Task objective -> Every line in the records below with the string "name" is to be copied out.

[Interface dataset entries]

»»

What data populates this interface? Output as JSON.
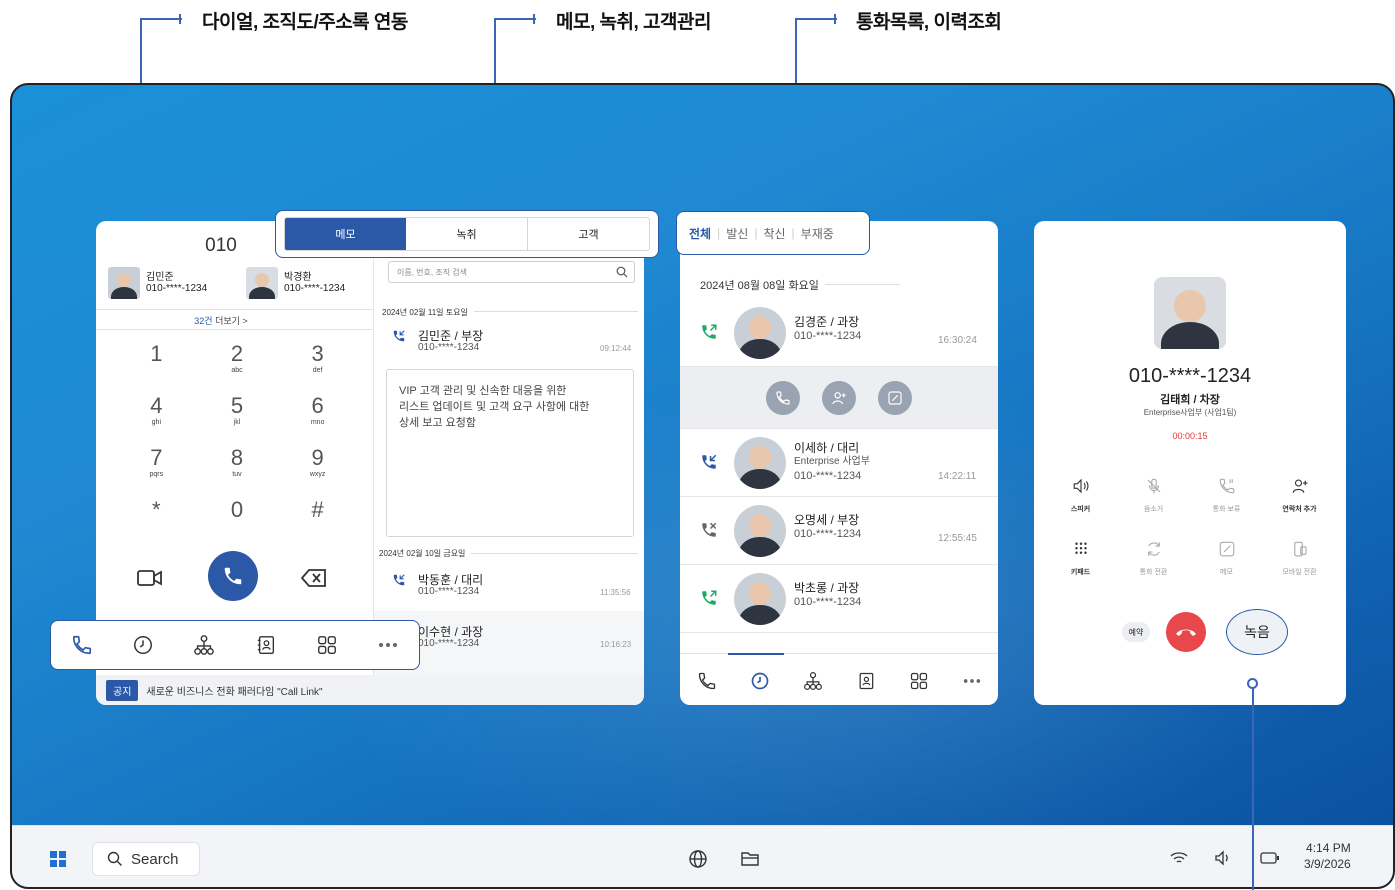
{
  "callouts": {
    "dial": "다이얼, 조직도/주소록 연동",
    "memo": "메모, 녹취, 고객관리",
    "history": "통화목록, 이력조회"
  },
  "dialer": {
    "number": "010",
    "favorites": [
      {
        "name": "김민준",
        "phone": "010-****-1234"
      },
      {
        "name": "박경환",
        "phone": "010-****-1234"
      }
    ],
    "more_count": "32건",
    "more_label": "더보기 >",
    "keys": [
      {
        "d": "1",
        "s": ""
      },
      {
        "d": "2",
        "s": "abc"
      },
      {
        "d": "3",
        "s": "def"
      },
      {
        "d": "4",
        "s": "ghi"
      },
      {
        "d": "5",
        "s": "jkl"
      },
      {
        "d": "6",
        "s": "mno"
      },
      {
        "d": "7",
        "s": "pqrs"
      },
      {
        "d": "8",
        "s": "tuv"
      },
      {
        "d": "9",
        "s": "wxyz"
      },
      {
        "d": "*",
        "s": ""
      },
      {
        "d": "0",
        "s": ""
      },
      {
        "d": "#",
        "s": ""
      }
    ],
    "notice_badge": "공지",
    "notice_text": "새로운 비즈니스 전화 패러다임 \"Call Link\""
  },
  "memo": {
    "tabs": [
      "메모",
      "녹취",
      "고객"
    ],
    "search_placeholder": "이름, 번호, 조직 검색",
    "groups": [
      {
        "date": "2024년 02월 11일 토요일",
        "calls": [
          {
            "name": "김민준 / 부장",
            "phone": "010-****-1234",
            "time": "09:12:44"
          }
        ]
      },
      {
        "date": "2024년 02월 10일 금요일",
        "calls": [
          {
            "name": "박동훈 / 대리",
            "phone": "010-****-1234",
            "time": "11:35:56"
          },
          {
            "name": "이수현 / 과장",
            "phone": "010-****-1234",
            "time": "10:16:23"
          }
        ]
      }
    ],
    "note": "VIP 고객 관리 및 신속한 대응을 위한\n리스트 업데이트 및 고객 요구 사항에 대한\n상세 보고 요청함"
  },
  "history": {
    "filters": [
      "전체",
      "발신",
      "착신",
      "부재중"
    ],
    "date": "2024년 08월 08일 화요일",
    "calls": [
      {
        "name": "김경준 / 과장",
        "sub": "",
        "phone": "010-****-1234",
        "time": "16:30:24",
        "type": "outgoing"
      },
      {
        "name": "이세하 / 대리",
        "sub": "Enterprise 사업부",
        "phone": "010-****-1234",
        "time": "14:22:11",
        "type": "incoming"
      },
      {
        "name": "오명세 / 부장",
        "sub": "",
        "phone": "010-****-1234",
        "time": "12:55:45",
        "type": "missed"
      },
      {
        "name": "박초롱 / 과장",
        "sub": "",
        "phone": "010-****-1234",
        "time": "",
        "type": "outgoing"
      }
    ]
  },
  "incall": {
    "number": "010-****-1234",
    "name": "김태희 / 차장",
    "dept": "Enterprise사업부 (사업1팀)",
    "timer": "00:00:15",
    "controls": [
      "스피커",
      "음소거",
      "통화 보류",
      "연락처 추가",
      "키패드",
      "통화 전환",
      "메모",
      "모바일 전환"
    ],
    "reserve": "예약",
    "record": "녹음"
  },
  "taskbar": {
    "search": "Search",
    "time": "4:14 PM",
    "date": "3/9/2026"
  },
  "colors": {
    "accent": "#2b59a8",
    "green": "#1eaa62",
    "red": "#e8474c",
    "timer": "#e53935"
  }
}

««

Answer for the task ->
        "name": "김민준",
        "name": "박경환",
            "name": "김민준 / 부장",
            "name": "박동훈 / 대리",
            "name": "이수현 / 과장",
        "name": "김경준 / 과장",
        "name": "이세하 / 대리",
        "name": "오명세 / 부장",
        "name": "박초롱 / 과장",
    "name": "김태희 / 차장",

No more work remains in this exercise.